TASK OBJECTIVE - Copy each entry below unchanged; the images do not go in the copy.

::: DATA RECORDS

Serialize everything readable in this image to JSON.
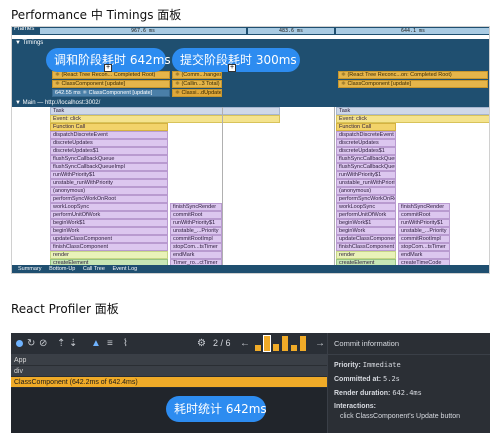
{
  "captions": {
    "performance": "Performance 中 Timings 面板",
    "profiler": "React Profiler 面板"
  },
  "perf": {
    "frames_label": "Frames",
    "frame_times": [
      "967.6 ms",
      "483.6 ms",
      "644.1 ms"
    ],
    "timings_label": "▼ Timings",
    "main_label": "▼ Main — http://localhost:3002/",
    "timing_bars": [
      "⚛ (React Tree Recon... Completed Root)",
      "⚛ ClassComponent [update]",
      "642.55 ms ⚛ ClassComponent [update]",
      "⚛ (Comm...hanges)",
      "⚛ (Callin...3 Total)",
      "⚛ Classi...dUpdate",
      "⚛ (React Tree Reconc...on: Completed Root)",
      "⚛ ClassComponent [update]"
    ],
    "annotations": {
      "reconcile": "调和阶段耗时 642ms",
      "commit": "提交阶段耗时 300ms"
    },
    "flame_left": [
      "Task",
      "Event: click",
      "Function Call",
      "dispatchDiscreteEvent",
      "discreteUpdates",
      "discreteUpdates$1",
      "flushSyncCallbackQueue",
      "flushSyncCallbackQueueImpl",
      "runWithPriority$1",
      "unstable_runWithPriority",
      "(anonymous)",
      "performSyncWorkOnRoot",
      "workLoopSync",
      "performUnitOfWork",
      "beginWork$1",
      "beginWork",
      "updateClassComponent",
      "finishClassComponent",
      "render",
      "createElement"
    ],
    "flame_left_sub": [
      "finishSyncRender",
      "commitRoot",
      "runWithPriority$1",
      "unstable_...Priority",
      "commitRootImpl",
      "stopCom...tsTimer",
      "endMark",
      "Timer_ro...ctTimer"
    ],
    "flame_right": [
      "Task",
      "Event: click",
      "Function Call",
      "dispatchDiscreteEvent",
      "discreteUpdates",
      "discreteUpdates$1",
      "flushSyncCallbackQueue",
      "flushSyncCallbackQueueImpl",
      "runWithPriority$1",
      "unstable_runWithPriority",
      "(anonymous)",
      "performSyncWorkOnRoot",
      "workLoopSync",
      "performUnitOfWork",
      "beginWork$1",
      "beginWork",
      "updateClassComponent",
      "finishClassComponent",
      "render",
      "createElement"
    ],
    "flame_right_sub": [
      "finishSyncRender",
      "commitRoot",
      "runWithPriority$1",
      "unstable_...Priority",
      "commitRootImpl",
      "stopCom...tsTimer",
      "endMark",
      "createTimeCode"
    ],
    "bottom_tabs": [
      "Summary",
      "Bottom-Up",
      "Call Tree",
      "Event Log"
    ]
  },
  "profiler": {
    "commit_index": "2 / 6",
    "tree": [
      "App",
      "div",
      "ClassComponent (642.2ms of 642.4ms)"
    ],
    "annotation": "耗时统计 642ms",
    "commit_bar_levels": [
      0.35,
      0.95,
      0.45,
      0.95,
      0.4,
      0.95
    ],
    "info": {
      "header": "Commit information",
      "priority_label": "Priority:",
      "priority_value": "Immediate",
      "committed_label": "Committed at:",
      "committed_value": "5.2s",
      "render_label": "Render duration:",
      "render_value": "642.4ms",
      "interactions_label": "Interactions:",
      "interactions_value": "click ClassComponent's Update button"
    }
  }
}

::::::

WRITTEN ANSWER -
Serialize everything readable in this image to JSON.
{
  "captions": {
    "performance": "Performance 中 Timings 面板",
    "profiler": "React Profiler 面板"
  },
  "perf": {
    "frames_label": "Frames",
    "frame_times": [
      "967.6 ms",
      "483.6 ms",
      "644.1 ms"
    ],
    "timings_label": "▼ Timings",
    "main_label": "▼ Main — http://localhost:3002/",
    "timing_bars": [
      "⚛ (React Tree Recon... Completed Root)",
      "⚛ ClassComponent [update]",
      "642.55 ms ⚛ ClassComponent [update]",
      "⚛ (Comm...hanges)",
      "⚛ (Callin...3 Total)",
      "⚛ Classi...dUpdate",
      "⚛ (React Tree Reconc...on: Completed Root)",
      "⚛ ClassComponent [update]"
    ],
    "annotations": {
      "reconcile": "调和阶段耗时 642ms",
      "commit": "提交阶段耗时 300ms"
    },
    "flame_left": [
      "Task",
      "Event: click",
      "Function Call",
      "dispatchDiscreteEvent",
      "discreteUpdates",
      "discreteUpdates$1",
      "flushSyncCallbackQueue",
      "flushSyncCallbackQueueImpl",
      "runWithPriority$1",
      "unstable_runWithPriority",
      "(anonymous)",
      "performSyncWorkOnRoot",
      "workLoopSync",
      "performUnitOfWork",
      "beginWork$1",
      "beginWork",
      "updateClassComponent",
      "finishClassComponent",
      "render",
      "createElement"
    ],
    "flame_left_sub": [
      "finishSyncRender",
      "commitRoot",
      "runWithPriority$1",
      "unstable_...Priority",
      "commitRootImpl",
      "stopCom...tsTimer",
      "endMark",
      "Timer_ro...ctTimer"
    ],
    "flame_right": [
      "Task",
      "Event: click",
      "Function Call",
      "dispatchDiscreteEvent",
      "discreteUpdates",
      "discreteUpdates$1",
      "flushSyncCallbackQueue",
      "flushSyncCallbackQueueImpl",
      "runWithPriority$1",
      "unstable_runWithPriority",
      "(anonymous)",
      "performSyncWorkOnRoot",
      "workLoopSync",
      "performUnitOfWork",
      "beginWork$1",
      "beginWork",
      "updateClassComponent",
      "finishClassComponent",
      "render",
      "createElement"
    ],
    "flame_right_sub": [
      "finishSyncRender",
      "commitRoot",
      "runWithPriority$1",
      "unstable_...Priority",
      "commitRootImpl",
      "stopCom...tsTimer",
      "endMark",
      "createTimeCode"
    ],
    "bottom_tabs": [
      "Summary",
      "Bottom-Up",
      "Call Tree",
      "Event Log"
    ]
  },
  "profiler": {
    "commit_index": "2 / 6",
    "tree": [
      "App",
      "div",
      "ClassComponent (642.2ms of 642.4ms)"
    ],
    "annotation": "耗时统计 642ms",
    "commit_bar_levels": [
      0.35,
      0.95,
      0.45,
      0.95,
      0.4,
      0.95
    ],
    "info": {
      "header": "Commit information",
      "priority_label": "Priority:",
      "priority_value": "Immediate",
      "committed_label": "Committed at:",
      "committed_value": "5.2s",
      "render_label": "Render duration:",
      "render_value": "642.4ms",
      "interactions_label": "Interactions:",
      "interactions_value": "click ClassComponent's Update button"
    }
  }
}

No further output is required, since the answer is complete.